Years in the making, the new issue of Mānoa features the work of archaeologist Yosihiko Sinoto, now 92. Upon publication of this special issue, titled Curve of the Hook, Native Books in Honolulu hosted a reception with Dr. Sinoto on Dec. 16.

The reception began with an oli, a chant, by Auli‘i Mitchell, pictured above. Mitchell, a cultural anthropologist, spoke of how he witnessed Dr. Sinoto’s archaeological work in the Pacific years ago. “For me, personally, seeing your work changed my life,” he said.
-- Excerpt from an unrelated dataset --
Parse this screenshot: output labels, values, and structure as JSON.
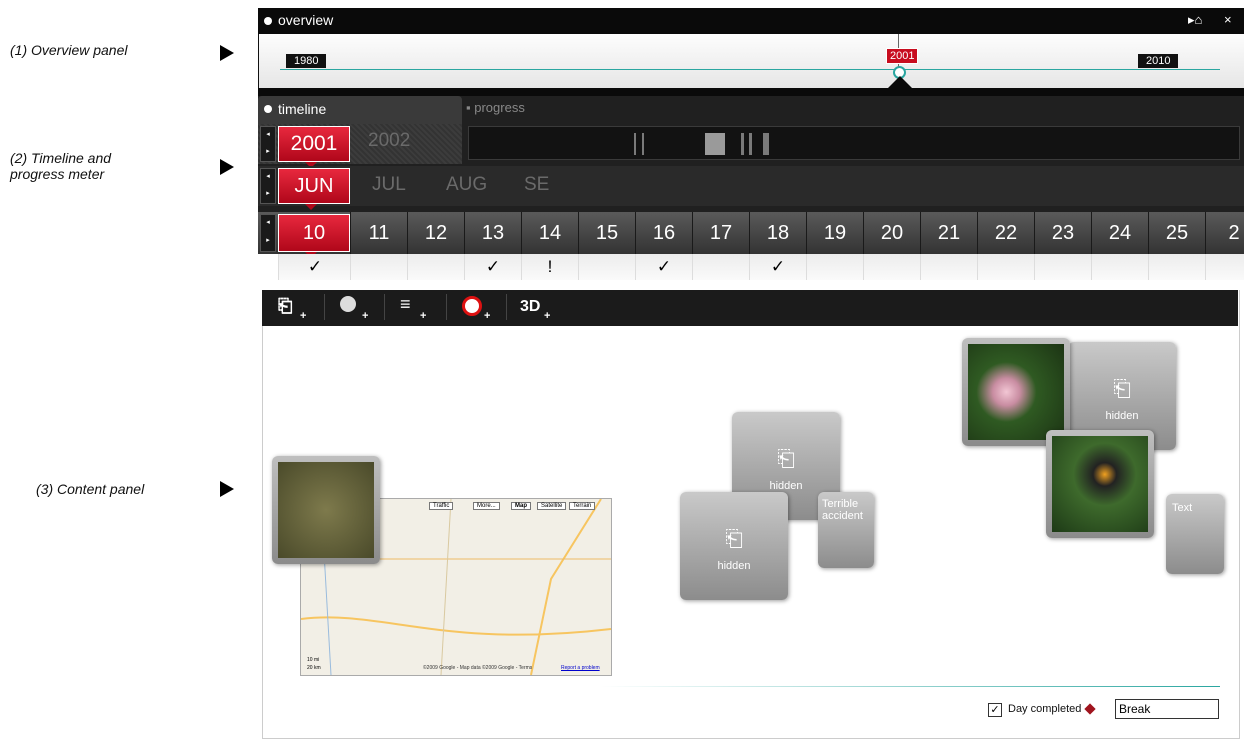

Dr. Sinoto’s research fundamentally changed the way the world views the accomplishments of ancient Polynesians, whose early voyages are considered to be among the great achievements in human history.

Colleagues, friends and family spoke of Dr. Sinoto’s work and legacy, presenting him with leis, photographs and thanks. Their recollections lent a personal touch to an already impressive and inspiring life in archaeology. Colleagues spoke of Dr. Sinoto’s first student quarters at the University of Hawaii (there were a lot of cats) and field seasons in Tahiti (he was a great dancer).

curve-manoa28-1-precvr-to-uhpCurve of the Hook is the first book-length work in English about Dr. Sinoto’s life and work. The full-color book has more than 100 illustrations, including rare photos from Dr. Sinoto’s private collection, plus notes and a list of references.

Order a single issue or receive this special issue as part of a subscription to Mānoa here.